The next morning we gave our final argument. I took a clinical approach to the testimony. I asked the jury to consider all of Robbie’s medical bills and to give him enough for surgery and physical therapy. I also asked them to consider damages for his mental anguish and his incapacity.
Davis would have none of it. He called Robbie’s lawsuit a “money grab.” Robbie was a “shiftless prevaricator” who was trying to “hoodwink the fine citizens of this community.” Davis quoted Corinthians and asked “what partnership hath righteousness with lawlessness and what fellowship hath light with darkness?”
“None!” Davis, and apparently the Old Testament, concluded. “We don’t think you should give this man one thin dime.”
I got to go one more time.
“I don’t really know many Bible verses,” I said. “I do remember one that requires us to bear one another’s burdens. I can’t quote the chapter or verse. But I sure like that one. It brings me great comfort. When I first met Robbie he told me that people in Plains are good folk who will always try to do the right thing. Ask them to help and they will. So that’s what I’m asking. A little help. A little trust. A little optimism. A little belief in your fellow man.”
It wasn’t much but it was all I had in the moment.
The jury deliberated a couple of hours before delivering their verdict. They found that both Robbie (40%) and Mad Dog (60%) were responsible for the incident. They awarded Robbie his past medical bills of $20,000.00 plus $500 for his pain and suffering. A final judgment would reduce that by 40%-the amount of Robbie’s proportionate responsibility. There was no award for the money he would need to have his shoulder surgery or his physical therapy.
Jack Davis was packing his briefcase, basking in self-adulation, when the Judge came over and shook my hand.
“I know you’re disappointed. But just remember: The sun don’t shine on the same dog’s ass every day.”
Maybe I had spent too much time in Plains, but I took this as an offer of solace, this comparison to a canine’s sphincter. And I appreciated it as such.
“Thank you your honor.”
Robbie and I walked to his truck. I told him I was sorry I couldn’t get him what he so desperately needed.
“Ain’t your fault. You fought like hell. No one ever done that for me before. Want you to know I appreciate it.”

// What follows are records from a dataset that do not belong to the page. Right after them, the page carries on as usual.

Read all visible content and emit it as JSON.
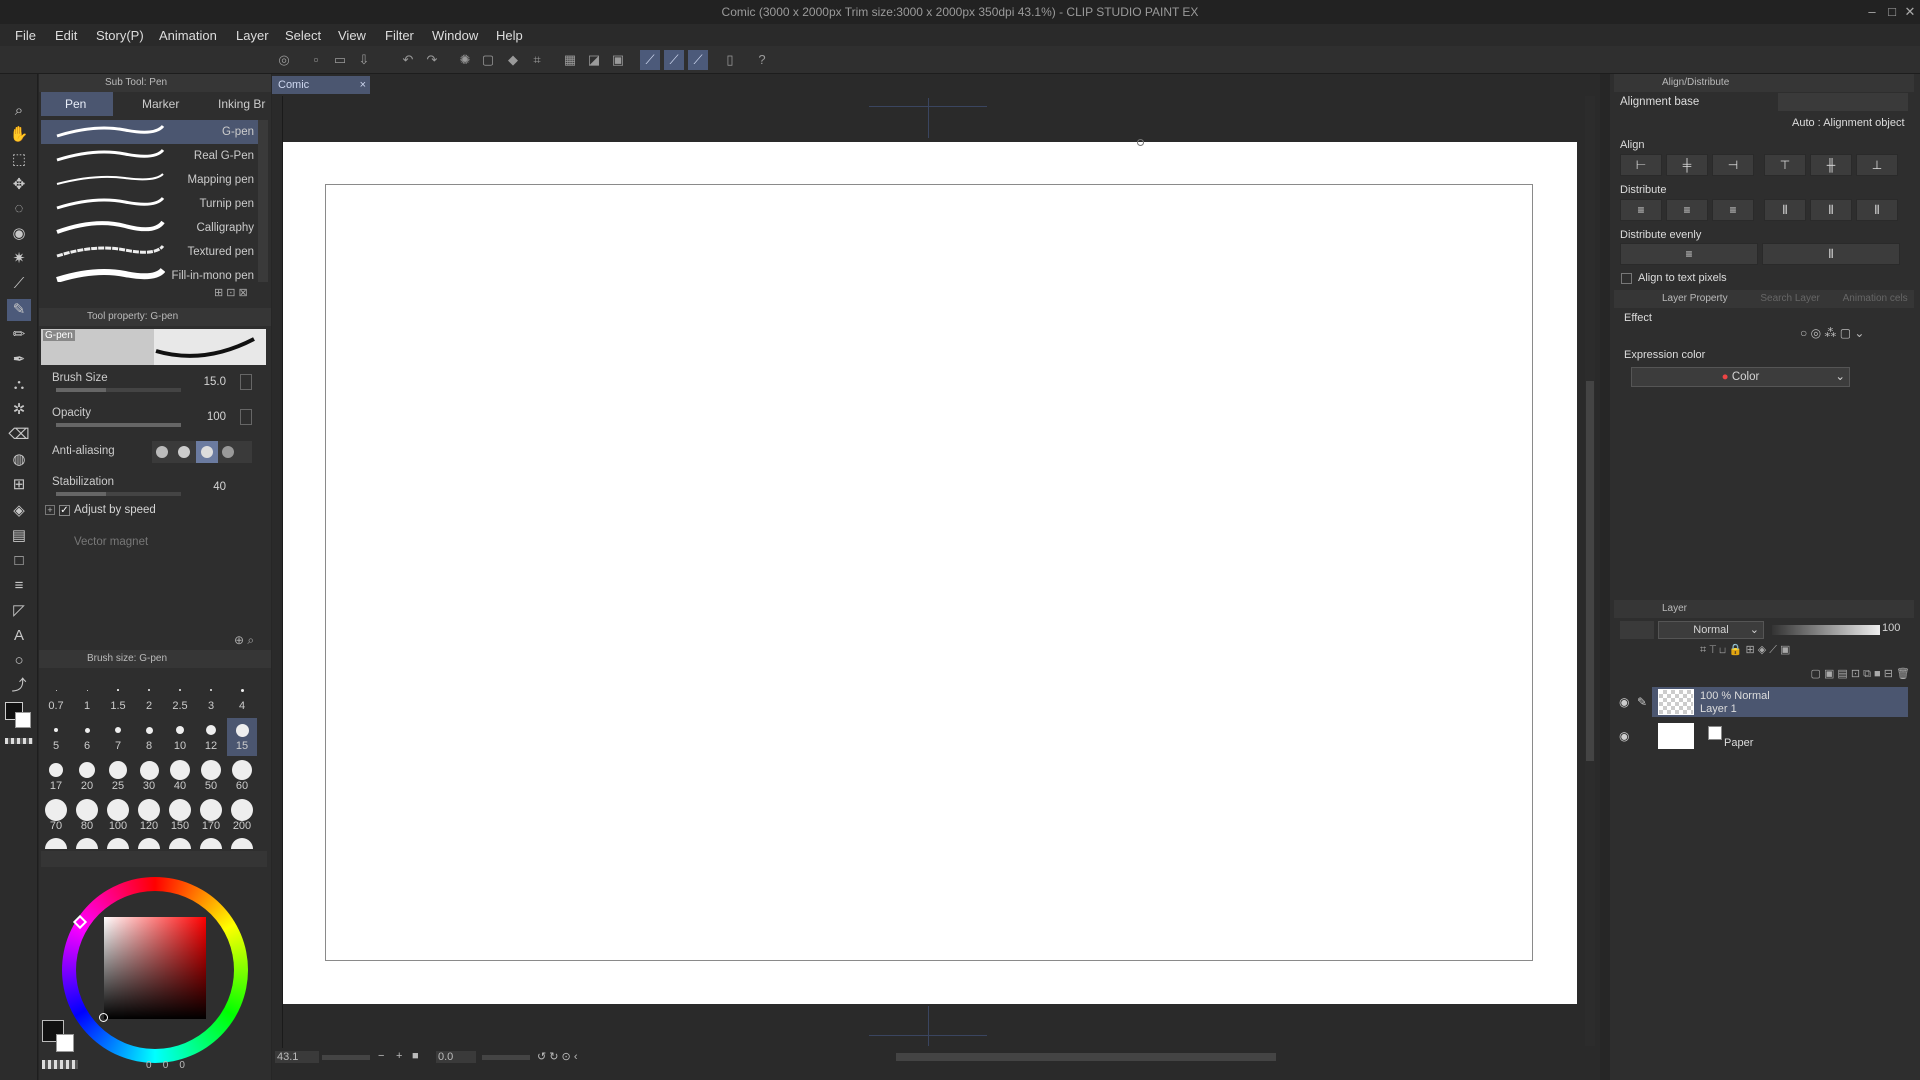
{
  "window": {
    "title": "Comic (3000 x 2000px Trim size:3000 x 2000px 350dpi 43.1%) - CLIP STUDIO PAINT EX",
    "min": "–",
    "max": "□",
    "close": "✕"
  },
  "menu": [
    "File",
    "Edit",
    "Story(P)",
    "Animation",
    "Layer",
    "Select",
    "View",
    "Filter",
    "Window",
    "Help"
  ],
  "sub_tool": {
    "header": "Sub Tool: Pen",
    "tabs": [
      "Pen",
      "Marker",
      "Inking Br"
    ],
    "pens": [
      "G-pen",
      "Real G-Pen",
      "Mapping pen",
      "Turnip pen",
      "Calligraphy",
      "Textured pen",
      "Fill-in-mono pen"
    ],
    "selected": "G-pen"
  },
  "tool_property": {
    "header": "Tool property: G-pen",
    "preview_label": "G-pen",
    "brush_size_label": "Brush Size",
    "brush_size_value": "15.0",
    "brush_size_fraction": 0.4,
    "opacity_label": "Opacity",
    "opacity_value": "100",
    "opacity_fraction": 1.0,
    "anti_aliasing_label": "Anti-aliasing",
    "stabilization_label": "Stabilization",
    "stabilization_value": "40",
    "stabilization_fraction": 0.4,
    "adjust_by_speed": "Adjust by speed",
    "vector_magnet": "Vector magnet"
  },
  "brush_size": {
    "header": "Brush size: G-pen",
    "sizes": [
      "0.7",
      "1",
      "1.5",
      "2",
      "2.5",
      "3",
      "4",
      "5",
      "6",
      "7",
      "8",
      "10",
      "12",
      "15",
      "17",
      "20",
      "25",
      "30",
      "40",
      "50",
      "60",
      "70",
      "80",
      "100",
      "120",
      "150",
      "170",
      "200"
    ],
    "selected": "15"
  },
  "canvas": {
    "tab_label": "Comic",
    "tab_close": "×"
  },
  "status": {
    "zoom": "43.1",
    "angle": "0.0"
  },
  "color_panel": {
    "values": [
      "0",
      "0",
      "0"
    ]
  },
  "align_panel": {
    "header": "Align/Distribute",
    "alignment_base": "Alignment base",
    "auto_label": "Auto : Alignment object",
    "align": "Align",
    "distribute": "Distribute",
    "distribute_evenly": "Distribute evenly",
    "align_to_text_pixels": "Align to text pixels"
  },
  "layer_property": {
    "header": "Layer Property",
    "tab2": "Search Layer",
    "tab3": "Animation cels",
    "effect": "Effect",
    "expression_color": "Expression color",
    "color_value": "Color"
  },
  "layer_panel": {
    "header": "Layer",
    "blend_mode": "Normal",
    "opacity": "100",
    "layers": [
      {
        "line1": "100 % Normal",
        "line2": "Layer 1"
      },
      {
        "line1": "",
        "line2": "Paper"
      }
    ]
  },
  "colors": {
    "accent": "#4b5670",
    "bg": "#2e2e2e",
    "paper": "#ffffff"
  }
}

A thunderstorm was brewing in the distance. Robby turned west into the darkening sky as I headed east trying to stay one step ahead, undefeated.